The relevant statute in the case is Bankruptcy Code § 522(b)(3)(C), which exempts retirement funds to the extent that those funds are in a fund or account that is exempt from taxation under section 401, 403, 408, 408A, 414, 457, or 501(a) of the Internal Revenue Code. While the parties agreed that the inherited IRA is exempt from taxation under one of those sections, the issue of contention was whether the inherited IRA in the hands of Ms. Heffron-Clark constitutes “retirement funds” for purposes of that subsection. Ms. Heffron-Clark argued that the inherited IRA should be exempt as retirement funds because it was set aside for retirement by her mother. The bankruptcy trustee argued that it the inherited IRA was not exempt because it no longer was retirement funds based on the notion that Ms. Heffron-Clark had the ability to withdraw the funds at any time without penalty.
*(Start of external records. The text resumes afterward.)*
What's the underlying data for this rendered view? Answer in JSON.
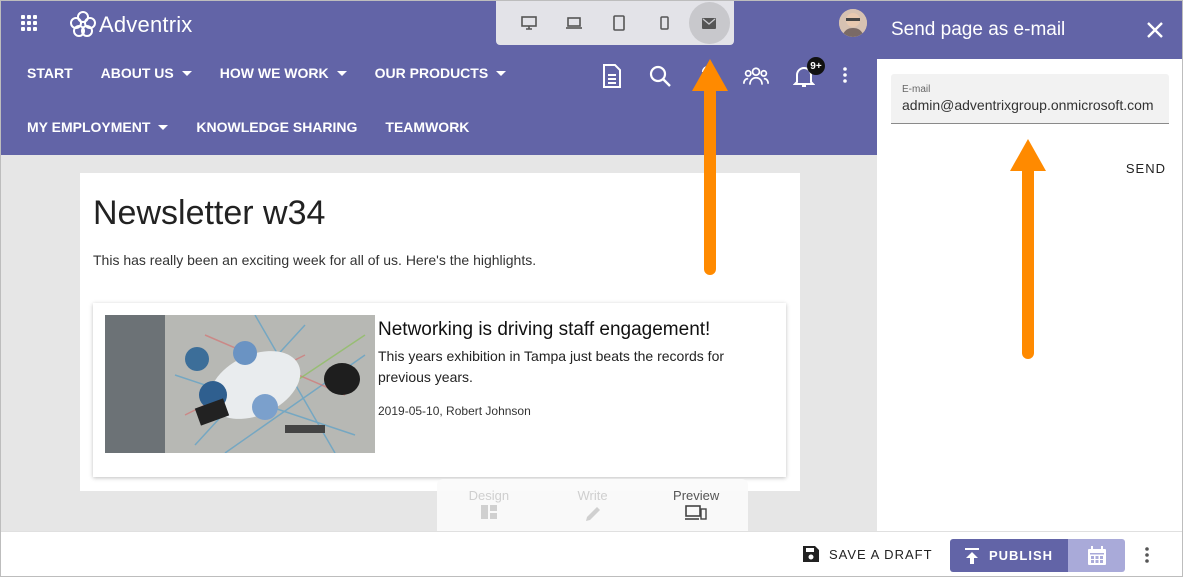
{
  "brand": {
    "name": "Adventrix"
  },
  "nav": {
    "row1": [
      {
        "label": "START",
        "dropdown": false
      },
      {
        "label": "ABOUT US",
        "dropdown": true
      },
      {
        "label": "HOW WE WORK",
        "dropdown": true
      },
      {
        "label": "OUR PRODUCTS",
        "dropdown": true
      }
    ],
    "row2": [
      {
        "label": "MY EMPLOYMENT",
        "dropdown": true
      },
      {
        "label": "KNOWLEDGE SHARING",
        "dropdown": false
      },
      {
        "label": "TEAMWORK",
        "dropdown": false
      }
    ]
  },
  "header_icons": {
    "notification_badge": "9+"
  },
  "page": {
    "title": "Newsletter w34",
    "intro": "This has really been an exciting week for all of us. Here's the highlights."
  },
  "news": {
    "title": "Networking is driving staff engagement!",
    "description": "This years exhibition in Tampa just beats the records for previous years.",
    "meta": "2019-05-10, Robert Johnson"
  },
  "modes": {
    "design": "Design",
    "write": "Write",
    "preview": "Preview"
  },
  "panel": {
    "title": "Send page as e-mail",
    "email_label": "E-mail",
    "email_value": "admin@adventrixgroup.onmicrosoft.com",
    "send_label": "SEND"
  },
  "bottom": {
    "save_draft": "SAVE A DRAFT",
    "publish": "PUBLISH"
  },
  "colors": {
    "brand": "#6264a7",
    "arrow": "#ff8a00",
    "schedule": "#a9aad9"
  }
}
The Court began by noting that the Bankruptcy Code does not define “retirement funds,” and so a normal meaning must be assigned to the term. In ruling against Ms. Heffron-Clark, the court concluded that the ordinary meaning of “retirement funds” refers to sums of money set aside for the day an individual stops working. In the Court’s view, three characteristics of inherited IRAs indicate that they do not contain such funds. First, the holder of an inherited IRA never may invest additional money in the account. Second, the holder of an inherited IRA is required to withdraw money from the account without regard to how far he or she is from retirement. Third, and as noted above, the holder of an inherited IRA may withdraw the entire balance of the account at any time—and use it for any purpose—without penalty.

The Court in essence concluded that its holding was consistent with the purpose of the exemption provisions within the Bankruptcy Code, which attempts to strike a balance between the interest of creditors to recover assets and the interest of the person filing for bankruptcy to satisfy personal needs. In the view of the Court, nothing about the characteristics of an inherited IRA prevents or discourages an individual from using funds within the account for current consumption. The mere possibility that a certain holder of an inherited IRAs can leave it intact until retirement and take only required minimum distributions does not mean that an inherited IRA bears the characteristics of retirement funds. By contrast, the Court notes that allowing debtors to protect funds in traditional and Roth IRAs helps ensure that those debtors will be able to satisfy their financial needs in retirement.

It seems the Court’s holding in this case was widely predicted (although these days any unanimous decision by the Court qualifies as a bit of a surprise). The decision will send estate planners back to the drawing board. Already some planners are suggesting that an individual with significant accumulated funds in an IRA may be better able to protect his or her heirs from creditors by establishing a spendthrift trust and designating that trust as the beneficiary of the IRA balance. Other alternatives may emerge as well.

[1] Given the size of the IRA upon creation, it seems likely the source of the funds to set up that IRA came from a rollover from a tax-qualified retirement plan, although this is not discussed in the opinion. Apparently, the source of the money used to fund the IRA that later becomes an inherited IRA is not relevant to the holding.